Chaperones are proteins that play an essential role in protein folding, stability, assembly, and degradation. Their depletion or dysfunction has been implicated in protein folding disorders. Here is the latest research.
Development of gene editing techniques, including CRISPR and TALENs, has relied on mechanisms that underlie DNA repair and genome stability pathways. This feed focuses on the role of DNA repair mechanisms in gene editing and genetic engineering.
Ribosomes synthesize and, sometimes in association with chaperone proteins, fold amino acid polypeptides into active 3D proteins. Here is the latest research on ribosomes and protein folding.
Ribozymes are catalytic RNAs that interact with a variety of small molecule substrates and cofactors, the intracellular abundance of which are sensed by riboswitches that modulate transcription, RNA stability, or translation. Here is the latest research.
Targeted gene repair is a technique that can be used to change the DNA sequence at a specific site in the genome to either correct or introduce a genetic mutation. Here is the latest research on targeted gene correction.
Ubiquitin is a small regulatory protein that is attached to proteins as a post-translational modification in a process known as ubiquitination to regulate protein turnover, location, or activity. Here is the latest research on the ubiquitin system.
Viral capsids typically self-assemble around the viral genome in the host cytoplasm.

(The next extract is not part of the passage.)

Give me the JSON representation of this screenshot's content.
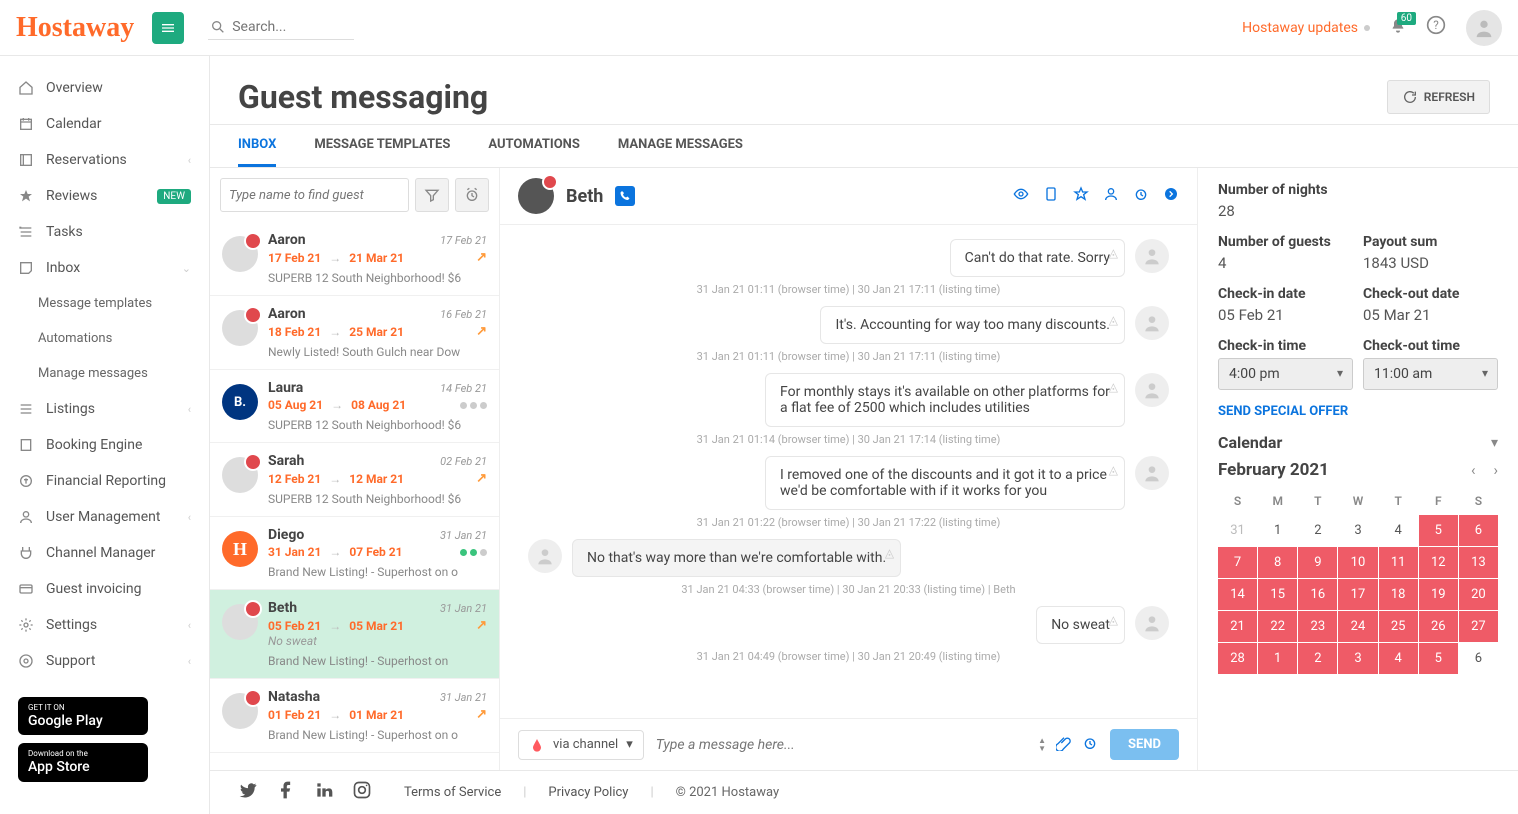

This feed focuses on mechanisms that play a role in packaging viral DNA into the capsid.